The fact that they share a common Soviet past makes helping those countries reform after Soviet rule a given. "Eastern partnership countries are very important for us Balts," Latvian Defense Minister Artis Pabriks says. "We understand their problems better than anybody else in the EU. We enjoy their trust much more than anybody else, so it is natural that we are, and should be, more active in this direction."
Kristina Vaiciunaite of Vilnius, Lithuania, was a teenager when her country broke free of the Soviet Union in 1991. She remembers how, after independence, Scandinavians came to Lithuanian schools and offered students scholarships to study abroad.
Now, as head of the Eastern Europe Studies Centre in Vilnius, a nonprofit group advocating Belorussian issues in Brussels, she does the same thing, helping students of Belarus make the journey to Vilnius to study and attend youth camps.

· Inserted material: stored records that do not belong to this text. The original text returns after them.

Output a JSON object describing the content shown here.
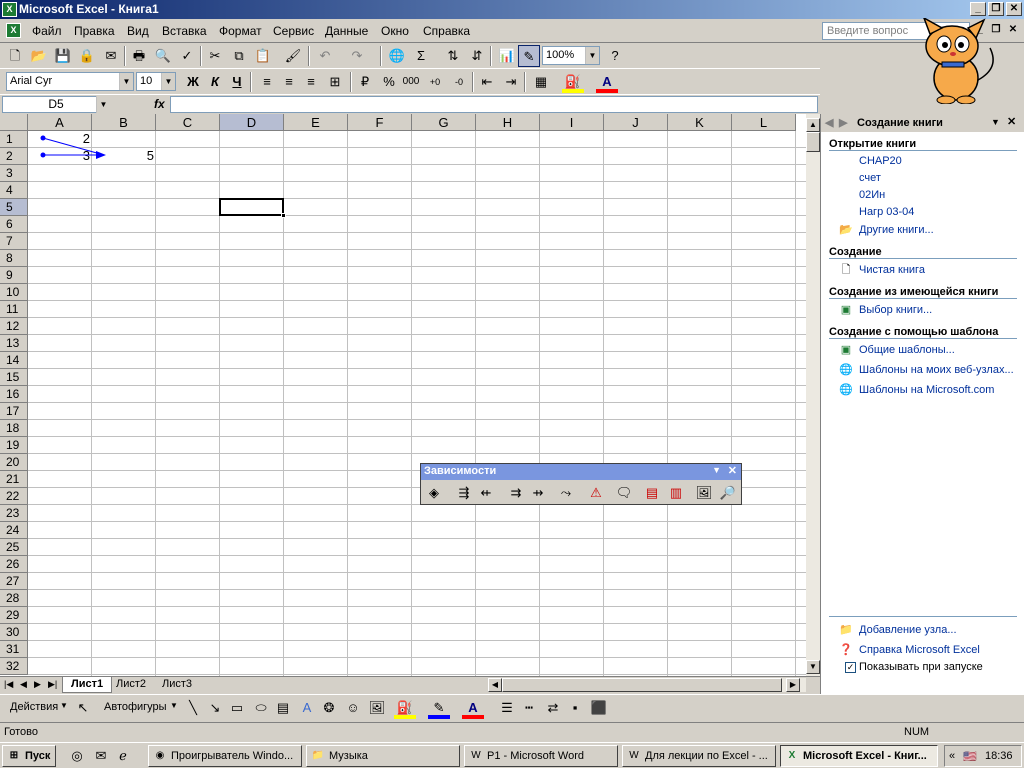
{
  "window": {
    "title": "Microsoft Excel - Книга1",
    "app_icon": "excel-icon"
  },
  "menu": {
    "items": [
      "Файл",
      "Правка",
      "Вид",
      "Вставка",
      "Формат",
      "Сервис",
      "Данные",
      "Окно",
      "Справка"
    ],
    "help_placeholder": "Введите вопрос"
  },
  "standard_toolbar": {
    "zoom": "100%"
  },
  "formatting_toolbar": {
    "font": "Arial Cyr",
    "size": "10",
    "bold": "Ж",
    "italic": "К",
    "underline": "Ч",
    "thousands": "000",
    "percent": "%"
  },
  "formula_bar": {
    "name_box": "D5",
    "fx": "fx",
    "value": ""
  },
  "sheet": {
    "columns": [
      "A",
      "B",
      "C",
      "D",
      "E",
      "F",
      "G",
      "H",
      "I",
      "J",
      "K",
      "L"
    ],
    "rows": [
      "1",
      "2",
      "3",
      "4",
      "5",
      "6",
      "7",
      "8",
      "9",
      "10",
      "11",
      "12",
      "13",
      "14",
      "15",
      "16",
      "17",
      "18",
      "19",
      "20",
      "21",
      "22",
      "23",
      "24",
      "25",
      "26",
      "27",
      "28",
      "29",
      "30",
      "31",
      "32"
    ],
    "cells": {
      "A1": "2",
      "A2": "3",
      "B2": "5"
    },
    "active_cell": "D5",
    "trace_arrow_color": "#0000ff"
  },
  "sheet_tabs": [
    "Лист1",
    "Лист2",
    "Лист3"
  ],
  "dependency_toolbar": {
    "title": "Зависимости"
  },
  "task_pane": {
    "title": "Создание книги",
    "open_section": "Открытие книги",
    "recent_files": [
      "CHAP20",
      "счет",
      "02Ин",
      "Нагр 03-04"
    ],
    "more_books": "Другие книги...",
    "create_section": "Создание",
    "blank_book": "Чистая книга",
    "from_existing_section": "Создание из имеющейся книги",
    "choose_book": "Выбор книги...",
    "template_section": "Создание с помощью шаблона",
    "general_templates": "Общие шаблоны...",
    "web_templates": "Шаблоны на моих веб-узлах...",
    "ms_templates": "Шаблоны на Microsoft.com",
    "add_node": "Добавление узла...",
    "excel_help": "Справка Microsoft Excel",
    "show_on_startup": "Показывать при запуске"
  },
  "drawing_toolbar": {
    "actions": "Действия",
    "autoshapes": "Автофигуры"
  },
  "status": {
    "text": "Готово",
    "num": "NUM"
  },
  "taskbar": {
    "start": "Пуск",
    "buttons": [
      "Проигрыватель Windo...",
      "Музыка",
      "P1 - Microsoft Word",
      "Для лекции по Excel - ...",
      "Microsoft Excel - Книг..."
    ],
    "time": "18:36",
    "tray_arrows": "«"
  }
}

"When Estonia, Latvia, and Lithuania wanted to enter the EU and NATO, they felt that the Scandinavians were the best spokespersons for them, as their closest neighbors," concurs Richard Baerug of the Baltic to Black Sea Alliance in Riga, Latvia, a nonprofit group aimed at promoting Georgia's and Ukraine's accession into NATO.
"Now it's time for the Baltic countries to pick up that relay and try to assist as much as possible new development further east."